Hidup Sehat Hidup Bahagia
Keep electrical cords away from toddlers who might chew on them, and teach children not to turn on lights or electrical appliances while standing on a wet floor. (Shutterstock/*)
Electrocution can occur because of contact with high-tension wires that have fallen or which a child has climbed up to. However, household currents can also cause severe electric shocks, especially if a child is standing in water at the time contact is made.
An electric shock usually stops the victim’s breathing and heartbeat. However, rapid resuscitation can lead to full recovery.
A person who has suffered an electric shock may have very little external evidence of injury or may have obvious severe burns. The person could even be in cardiac arrest. Burns are usually most severe at the points of contact with the electrical source and the ground. The hands, heels and head are common points of contact.
In addition to burns, other injuries are possible if the person has been thrown clear of the electrical source by forceful muscular contraction. Consideration should be given to the possibility of a spinal injury. The person may have internal injuries especially if he or she is experiencing any shortness of breath, chest pain, or abdominal pain.
Pain in a hand or foot or a deformity of a part of the body may indicate a possible broken bone resulting from the electric shock.
In children, the typical mouth injury from biting an electrical cord appears as a burn on the lip. The area has a red or dark, charred appearance.
What should I do?

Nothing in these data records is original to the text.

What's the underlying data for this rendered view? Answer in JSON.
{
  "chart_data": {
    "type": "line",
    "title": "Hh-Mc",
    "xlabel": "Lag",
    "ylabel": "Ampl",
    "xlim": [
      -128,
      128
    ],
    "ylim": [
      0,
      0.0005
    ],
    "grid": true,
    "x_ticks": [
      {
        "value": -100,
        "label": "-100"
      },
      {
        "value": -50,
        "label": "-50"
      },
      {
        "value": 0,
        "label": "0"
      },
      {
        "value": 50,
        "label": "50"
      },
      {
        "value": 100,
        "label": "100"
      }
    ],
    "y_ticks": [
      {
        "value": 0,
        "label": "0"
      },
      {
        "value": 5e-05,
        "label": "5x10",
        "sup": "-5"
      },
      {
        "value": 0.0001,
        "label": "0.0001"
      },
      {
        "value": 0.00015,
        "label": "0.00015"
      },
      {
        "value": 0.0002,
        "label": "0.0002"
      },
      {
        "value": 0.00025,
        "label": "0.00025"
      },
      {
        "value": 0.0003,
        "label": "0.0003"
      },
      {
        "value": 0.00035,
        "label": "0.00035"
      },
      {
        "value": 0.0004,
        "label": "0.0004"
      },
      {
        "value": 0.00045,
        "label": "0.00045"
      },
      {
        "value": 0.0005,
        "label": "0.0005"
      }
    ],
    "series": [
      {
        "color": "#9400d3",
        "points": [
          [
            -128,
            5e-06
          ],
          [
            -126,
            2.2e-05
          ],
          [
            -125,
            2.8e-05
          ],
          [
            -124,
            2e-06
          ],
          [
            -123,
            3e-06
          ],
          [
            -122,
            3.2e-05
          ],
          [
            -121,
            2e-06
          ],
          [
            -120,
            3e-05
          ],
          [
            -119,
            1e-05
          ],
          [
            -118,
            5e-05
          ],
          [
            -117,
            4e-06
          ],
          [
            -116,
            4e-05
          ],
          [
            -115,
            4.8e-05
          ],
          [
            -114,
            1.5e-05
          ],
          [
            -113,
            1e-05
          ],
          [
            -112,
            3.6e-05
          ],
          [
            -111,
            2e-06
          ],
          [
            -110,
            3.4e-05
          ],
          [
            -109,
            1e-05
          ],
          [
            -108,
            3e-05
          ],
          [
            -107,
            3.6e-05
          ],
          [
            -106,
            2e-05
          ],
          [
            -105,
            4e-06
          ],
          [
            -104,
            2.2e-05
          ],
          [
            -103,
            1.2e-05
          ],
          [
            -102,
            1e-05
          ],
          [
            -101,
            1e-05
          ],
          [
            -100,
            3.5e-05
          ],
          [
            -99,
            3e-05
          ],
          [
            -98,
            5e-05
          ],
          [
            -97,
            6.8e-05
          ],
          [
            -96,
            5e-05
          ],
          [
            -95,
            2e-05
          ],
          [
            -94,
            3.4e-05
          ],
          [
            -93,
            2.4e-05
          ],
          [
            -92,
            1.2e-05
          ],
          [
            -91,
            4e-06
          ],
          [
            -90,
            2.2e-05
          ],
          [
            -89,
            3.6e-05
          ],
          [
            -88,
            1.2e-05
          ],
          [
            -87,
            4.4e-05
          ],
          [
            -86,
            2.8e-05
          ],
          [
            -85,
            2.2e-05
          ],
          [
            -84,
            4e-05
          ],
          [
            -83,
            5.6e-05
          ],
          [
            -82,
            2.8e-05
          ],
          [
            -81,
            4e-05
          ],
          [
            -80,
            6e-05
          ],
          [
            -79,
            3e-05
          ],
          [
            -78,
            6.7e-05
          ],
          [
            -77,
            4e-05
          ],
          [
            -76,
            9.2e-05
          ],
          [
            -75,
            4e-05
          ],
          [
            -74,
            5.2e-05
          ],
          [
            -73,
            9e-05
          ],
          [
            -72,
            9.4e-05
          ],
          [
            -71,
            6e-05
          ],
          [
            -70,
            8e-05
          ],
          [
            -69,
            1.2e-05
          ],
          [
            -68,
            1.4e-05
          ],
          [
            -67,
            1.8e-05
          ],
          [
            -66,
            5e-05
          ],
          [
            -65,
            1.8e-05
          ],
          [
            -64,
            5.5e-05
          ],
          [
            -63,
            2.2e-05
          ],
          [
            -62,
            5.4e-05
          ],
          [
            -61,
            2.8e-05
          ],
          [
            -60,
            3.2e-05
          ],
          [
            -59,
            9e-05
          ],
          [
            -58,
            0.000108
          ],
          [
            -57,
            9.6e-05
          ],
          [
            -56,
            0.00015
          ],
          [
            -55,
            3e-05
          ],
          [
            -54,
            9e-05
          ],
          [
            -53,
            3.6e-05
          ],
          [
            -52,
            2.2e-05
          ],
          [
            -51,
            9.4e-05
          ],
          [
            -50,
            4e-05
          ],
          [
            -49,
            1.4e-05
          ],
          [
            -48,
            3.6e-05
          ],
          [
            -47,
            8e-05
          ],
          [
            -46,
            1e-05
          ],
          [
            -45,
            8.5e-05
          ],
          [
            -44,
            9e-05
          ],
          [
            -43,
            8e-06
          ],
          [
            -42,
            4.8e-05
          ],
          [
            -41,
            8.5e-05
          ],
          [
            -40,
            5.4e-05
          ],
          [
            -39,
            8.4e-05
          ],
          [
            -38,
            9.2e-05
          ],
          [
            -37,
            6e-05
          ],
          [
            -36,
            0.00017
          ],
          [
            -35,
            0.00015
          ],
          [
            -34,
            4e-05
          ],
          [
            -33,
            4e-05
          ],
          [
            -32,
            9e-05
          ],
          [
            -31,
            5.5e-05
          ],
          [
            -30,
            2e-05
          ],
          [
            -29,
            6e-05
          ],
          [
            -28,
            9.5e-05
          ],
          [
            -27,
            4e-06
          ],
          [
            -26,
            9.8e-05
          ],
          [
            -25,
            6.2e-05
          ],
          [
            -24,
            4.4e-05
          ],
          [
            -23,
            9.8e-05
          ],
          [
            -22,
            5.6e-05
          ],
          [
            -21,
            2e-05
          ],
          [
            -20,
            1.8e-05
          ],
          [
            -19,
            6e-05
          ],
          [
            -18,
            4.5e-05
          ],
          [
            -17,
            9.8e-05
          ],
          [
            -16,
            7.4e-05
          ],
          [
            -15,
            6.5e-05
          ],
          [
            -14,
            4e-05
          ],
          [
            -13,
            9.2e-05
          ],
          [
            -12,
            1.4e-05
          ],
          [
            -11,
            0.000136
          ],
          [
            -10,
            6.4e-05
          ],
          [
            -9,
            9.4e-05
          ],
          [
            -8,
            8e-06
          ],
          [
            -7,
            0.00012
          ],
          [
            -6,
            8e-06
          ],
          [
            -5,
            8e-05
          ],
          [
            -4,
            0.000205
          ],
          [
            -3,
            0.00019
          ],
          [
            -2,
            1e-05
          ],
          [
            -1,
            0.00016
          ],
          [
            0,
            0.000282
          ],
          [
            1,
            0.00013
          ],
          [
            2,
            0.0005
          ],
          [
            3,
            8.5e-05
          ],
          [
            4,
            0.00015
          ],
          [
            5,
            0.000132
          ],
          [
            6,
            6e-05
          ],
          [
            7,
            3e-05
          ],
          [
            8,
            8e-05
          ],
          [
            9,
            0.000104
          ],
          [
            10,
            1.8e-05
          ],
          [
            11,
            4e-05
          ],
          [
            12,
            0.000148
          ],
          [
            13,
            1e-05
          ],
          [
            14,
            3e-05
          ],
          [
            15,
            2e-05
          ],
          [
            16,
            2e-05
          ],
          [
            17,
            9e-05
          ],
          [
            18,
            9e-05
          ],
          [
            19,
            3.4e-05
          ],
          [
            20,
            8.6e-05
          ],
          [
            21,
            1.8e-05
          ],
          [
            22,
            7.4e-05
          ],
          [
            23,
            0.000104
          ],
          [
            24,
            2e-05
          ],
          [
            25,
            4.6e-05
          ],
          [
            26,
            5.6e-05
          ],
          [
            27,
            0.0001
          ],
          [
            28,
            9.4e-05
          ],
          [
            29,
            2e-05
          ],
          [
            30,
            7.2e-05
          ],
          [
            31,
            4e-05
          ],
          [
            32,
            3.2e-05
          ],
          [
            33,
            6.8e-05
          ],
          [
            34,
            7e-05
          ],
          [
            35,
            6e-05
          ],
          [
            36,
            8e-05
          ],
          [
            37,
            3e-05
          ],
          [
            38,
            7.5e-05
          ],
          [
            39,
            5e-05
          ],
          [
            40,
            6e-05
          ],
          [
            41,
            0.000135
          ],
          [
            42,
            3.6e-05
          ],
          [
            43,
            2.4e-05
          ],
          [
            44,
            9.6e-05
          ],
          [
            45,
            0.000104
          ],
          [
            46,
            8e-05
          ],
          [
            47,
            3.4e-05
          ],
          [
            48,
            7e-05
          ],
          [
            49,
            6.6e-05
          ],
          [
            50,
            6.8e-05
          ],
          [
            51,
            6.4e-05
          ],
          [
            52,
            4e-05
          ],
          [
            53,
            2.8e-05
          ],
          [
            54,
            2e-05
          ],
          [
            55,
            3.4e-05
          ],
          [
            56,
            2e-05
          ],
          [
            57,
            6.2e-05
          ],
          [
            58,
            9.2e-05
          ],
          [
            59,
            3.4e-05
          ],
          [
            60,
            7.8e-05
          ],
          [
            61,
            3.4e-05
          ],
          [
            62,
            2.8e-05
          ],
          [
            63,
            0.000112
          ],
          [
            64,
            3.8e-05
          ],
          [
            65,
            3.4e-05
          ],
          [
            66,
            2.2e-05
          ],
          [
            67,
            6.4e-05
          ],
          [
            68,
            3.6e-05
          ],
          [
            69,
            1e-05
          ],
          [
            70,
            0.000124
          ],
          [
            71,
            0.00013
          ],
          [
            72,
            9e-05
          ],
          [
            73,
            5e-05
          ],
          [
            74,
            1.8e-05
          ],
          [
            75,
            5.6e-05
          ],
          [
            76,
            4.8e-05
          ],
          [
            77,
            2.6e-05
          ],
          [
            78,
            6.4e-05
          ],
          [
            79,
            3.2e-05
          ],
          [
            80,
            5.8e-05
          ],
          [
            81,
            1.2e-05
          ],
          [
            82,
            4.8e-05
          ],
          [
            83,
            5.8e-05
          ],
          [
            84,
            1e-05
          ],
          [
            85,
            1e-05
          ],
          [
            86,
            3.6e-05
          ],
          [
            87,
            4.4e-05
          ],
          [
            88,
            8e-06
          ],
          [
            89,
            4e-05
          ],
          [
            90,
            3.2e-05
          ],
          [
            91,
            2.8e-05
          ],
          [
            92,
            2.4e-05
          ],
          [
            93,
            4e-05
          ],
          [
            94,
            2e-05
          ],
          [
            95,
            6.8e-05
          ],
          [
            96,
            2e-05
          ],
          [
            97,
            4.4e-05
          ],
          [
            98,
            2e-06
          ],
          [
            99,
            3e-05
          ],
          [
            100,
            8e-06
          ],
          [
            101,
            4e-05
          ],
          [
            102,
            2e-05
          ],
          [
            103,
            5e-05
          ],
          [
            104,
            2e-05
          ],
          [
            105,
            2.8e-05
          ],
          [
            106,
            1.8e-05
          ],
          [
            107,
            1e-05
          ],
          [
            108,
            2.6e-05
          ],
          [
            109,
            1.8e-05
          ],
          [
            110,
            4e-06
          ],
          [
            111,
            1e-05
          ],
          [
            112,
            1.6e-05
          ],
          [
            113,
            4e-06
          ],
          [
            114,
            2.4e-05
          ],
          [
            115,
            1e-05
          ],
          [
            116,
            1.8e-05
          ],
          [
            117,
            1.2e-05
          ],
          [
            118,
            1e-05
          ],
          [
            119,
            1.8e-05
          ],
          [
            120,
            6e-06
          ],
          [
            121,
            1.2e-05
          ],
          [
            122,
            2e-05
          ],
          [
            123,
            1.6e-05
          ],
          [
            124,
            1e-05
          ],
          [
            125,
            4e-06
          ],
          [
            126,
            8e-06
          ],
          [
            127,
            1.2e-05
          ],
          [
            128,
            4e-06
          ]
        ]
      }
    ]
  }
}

- Break contact. If your child is still in contact with a live wire, turn off the electricity or break contact with the wire. Be sure to use a nonconducting object (such as a wooden pole).
- Call an ambulance immediately
- Begin mouth-to-mouth breathing as soon as possible if breathing has stopped. Often external cardiac massage will also be needed. Take a CPR course in advance.
When should I seek medical care?
For a high-voltage shock, seek hospital treatment.
If a victim receives a high-voltage shock (500 volts or more), they should be evaluated in an emergency department and it may be prudent to get prehospital care.
Following a low-voltage shock, call the doctor if the following apply:
- It has been more than five years since the victim’s last tetanus booster
- Burns are not healing well
- Burns are increasingly red or sore, or drainage is required
- The victim is pregnant
However, go to the emergency department following a low-voltage shock if the following concerns exist:
- Noticeable burns on the skin
- Any period of unconsciousness
- Any numbness, tingling, paralysis, vision, hearing, or speech problems
- The victim is more than 20 weeks' pregnant
- Any other worrisome symptoms
How can I avoid electric shocks?
- Cover all electrical outlets with plastic safety caps
- Unplug appliances, such as hair dryers and curling irons, when not in use
- Keep electrical cords away from toddlers who might chew on them (this type of incident could burn part of the lip or the end of the tongue).
- Teach children not to turn on lights or electrical appliances while standing on a wet floor or wet ground
- Teach children never to touch an electrical appliance, such as a hair dryer or radio, while in the bathtub (this can result in immediate electrocution if the appliance is plugged into the socket, even with the switch turned to "off").
- Teach children to avoid open water, tall trees, high ground or metal objects (e.g. shovels) during thunderstorms. Cars and houses are safe. (kes)
Disclaimer: The opinions expressed in this article are those of the author and do not reflect the official stance of The Jakarta Post.